### Work item
The lines to copy are those in the records below that hold the word "JSON".

### Information shown
━━━━━━━━━━━━━━━━

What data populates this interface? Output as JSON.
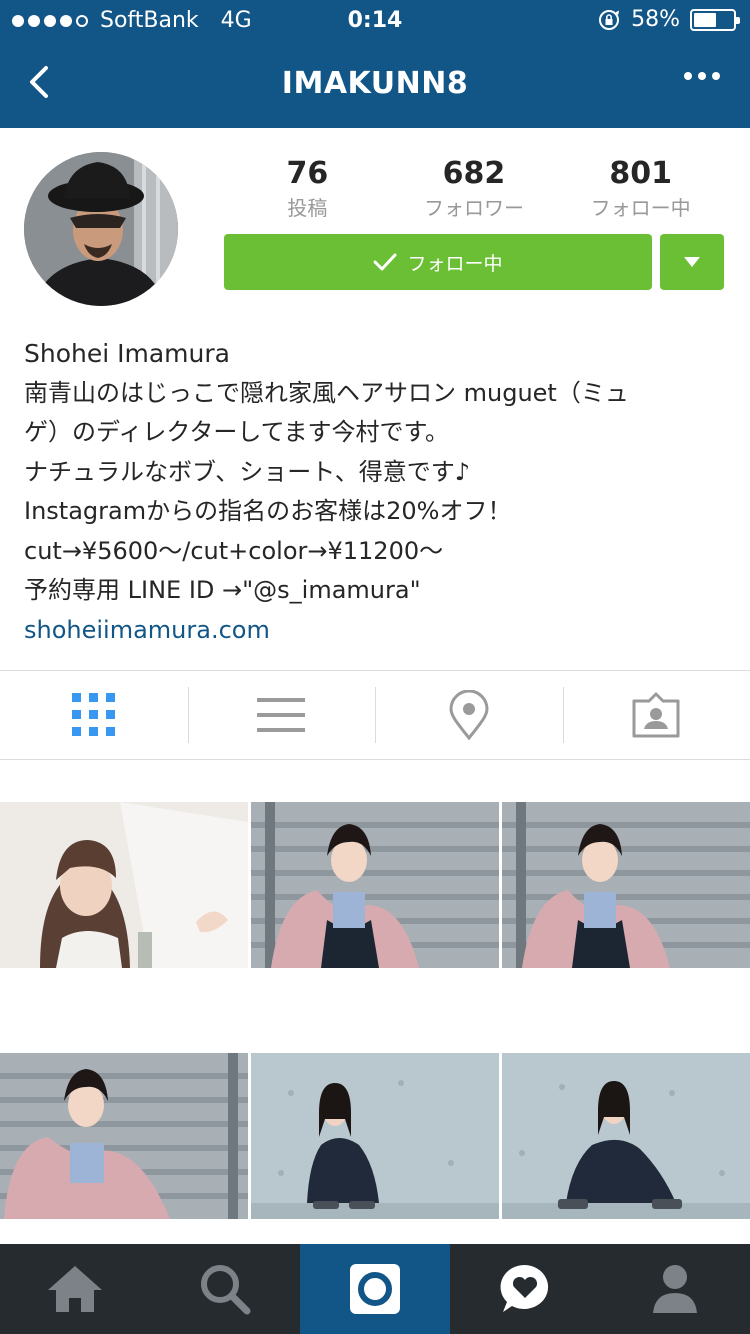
{
  "status_bar": {
    "carrier": "SoftBank",
    "network": "4G",
    "time": "0:14",
    "battery": "58%",
    "battery_level": 0.58
  },
  "nav": {
    "title": "IMAKUNN8"
  },
  "stats": [
    {
      "value": "76",
      "label": "投稿"
    },
    {
      "value": "682",
      "label": "フォロワー"
    },
    {
      "value": "801",
      "label": "フォロー中"
    }
  ],
  "follow_button": {
    "label": "フォロー中"
  },
  "bio": {
    "name": "Shohei Imamura",
    "lines": [
      "南青山のはじっこで隠れ家風ヘアサロン muguet（ミュ",
      "ゲ）のディレクターしてます今村です。",
      "ナチュラルなボブ、ショート、得意です♪",
      "Instagramからの指名のお客様は20%オフ！",
      "cut→¥5600〜/cut+color→¥11200〜",
      "予約専用 LINE ID →\"@s_imamura\""
    ],
    "website": "shoheiimamura.com"
  },
  "profile_tabs": [
    "grid-icon",
    "list-icon",
    "location-pin-icon",
    "tagged-person-icon"
  ],
  "bottom_tabs": [
    "home-icon",
    "search-icon",
    "camera-icon",
    "heart-bubble-icon",
    "profile-icon"
  ],
  "colors": {
    "brand_blue": "#125688",
    "follow_green": "#6bbf34",
    "tabbar_dark": "#262b30",
    "link_blue": "#125688"
  }
}
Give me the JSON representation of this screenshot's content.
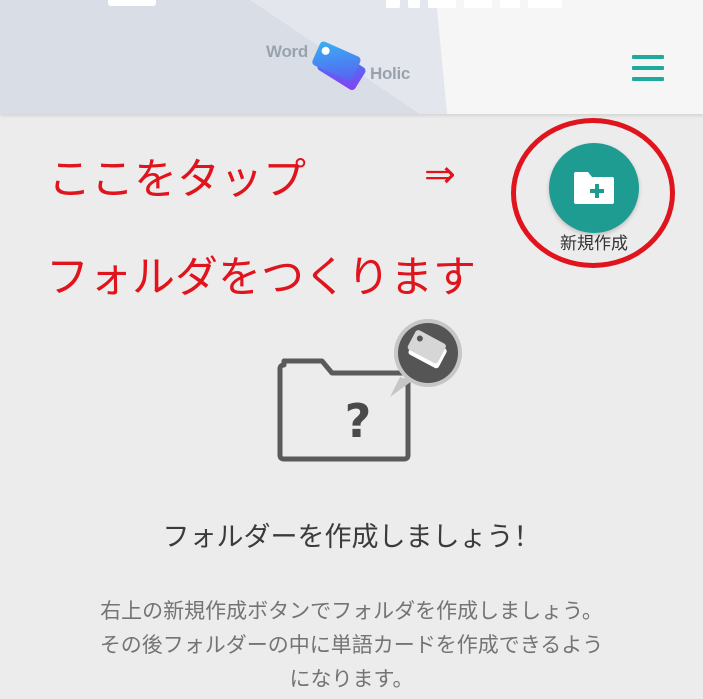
{
  "app": {
    "logo_word": "Word",
    "logo_holic": "Holic",
    "menu_icon": "hamburger-menu-icon"
  },
  "annotation": {
    "line1": "ここをタップ",
    "arrow": "⇒",
    "line2": "フォルダをつくります"
  },
  "new_folder": {
    "label": "新規作成",
    "icon": "folder-plus-icon"
  },
  "empty_state": {
    "icon": "folder-question-icon",
    "title": "フォルダーを作成しましょう！",
    "description_lines": [
      "右上の新規作成ボタンでフォルダを作成しましょう。",
      "その後フォルダーの中に単語カードを作成できるよう",
      "になります。"
    ]
  },
  "colors": {
    "accent": "#1f9c92",
    "menu_icon": "#20a99d",
    "annotation_red": "#e0141c",
    "background": "#ececec",
    "header_band": "#d9dee6"
  }
}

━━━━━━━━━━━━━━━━

### Result of this exercise
What data populates this interface? Output as JSON.
Give me the JSON representation of this screenshot's content.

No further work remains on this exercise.